The company noted that it was investigating what, if any, customer data had been affected by the attack. They also issued an apology to their customers.
Nikei is the media group that acquired the Financial Times in 2015. It has four million print and digital subscribers and 40 affiliate companies in publishing, broadcasting and other media businesses.
Sadly, this is not the first highly publicized attack that the group has suffered. Two years ago, the company lost millions when a group of scammers, posing as Nikkei executives, tricked an employee in their New York office into making a wire transfer for US$29 million to a bank account controlled by the scammers.
Sourced from an article in Bleeping Computer

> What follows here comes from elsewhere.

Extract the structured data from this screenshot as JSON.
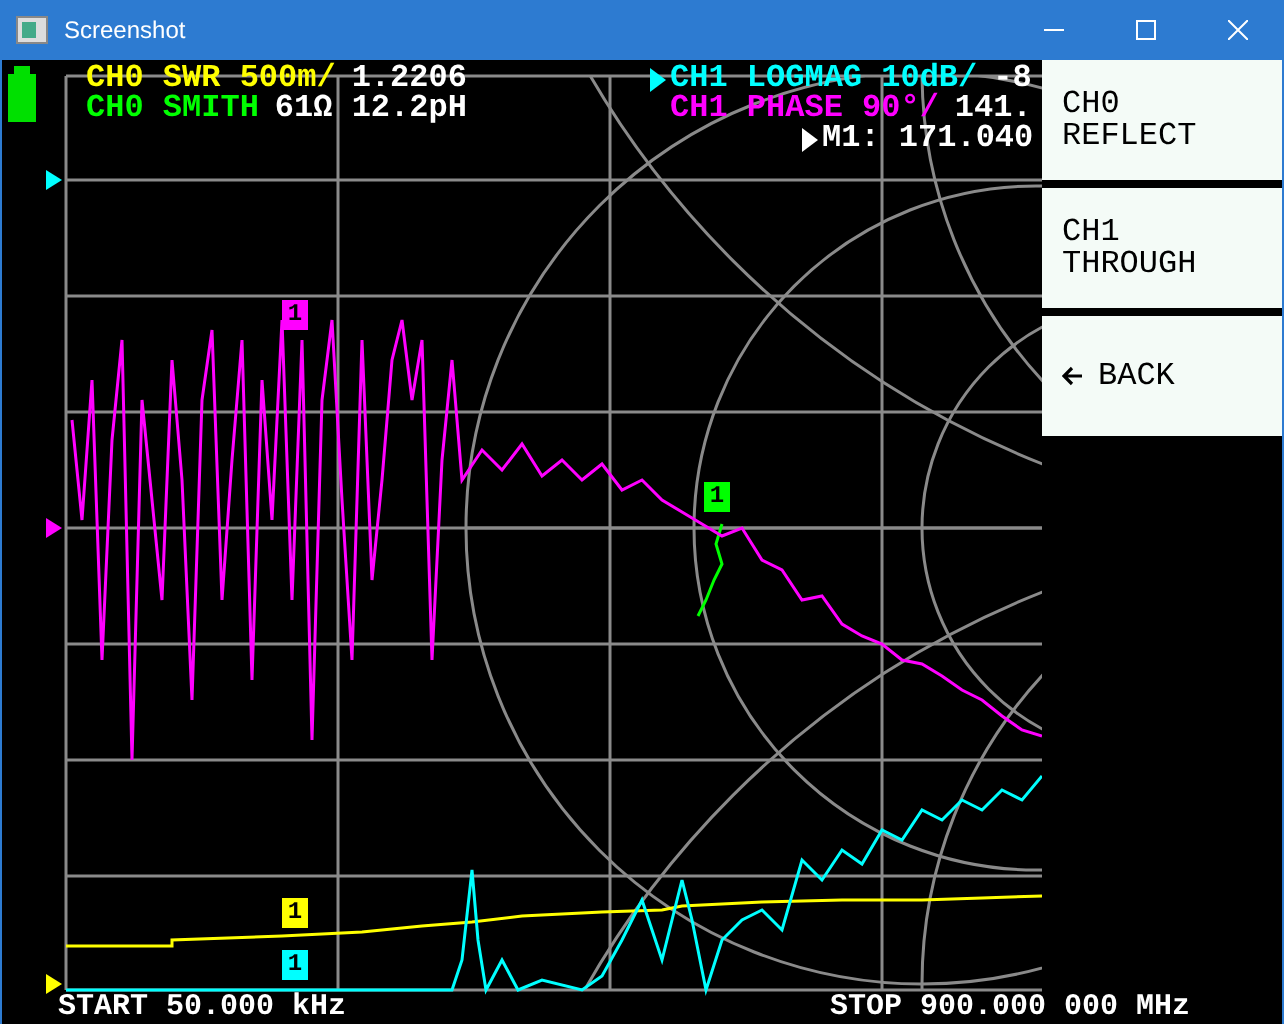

Go big or stay home? Conti gang takes on Costa Rica
Returning to our theme of big brands and bigger targets, the Conti ransomware gang has taken on the government of Costa Rica and is pressuring it to pay a multi-million-dollar ransom. According to Cyber Security Today, the gang “claimed it is working with people inside the government. It also threatens to break into more IT systems and overthrow the government through cyber attacks.
While an Associated Press report quoted experts as saying that overthrowing the government is likely the gang’s goal, it does seem that the Conti gang feels it has the “brand” to be able to take on a national government.
Sourced from the podcast Cyber Security Today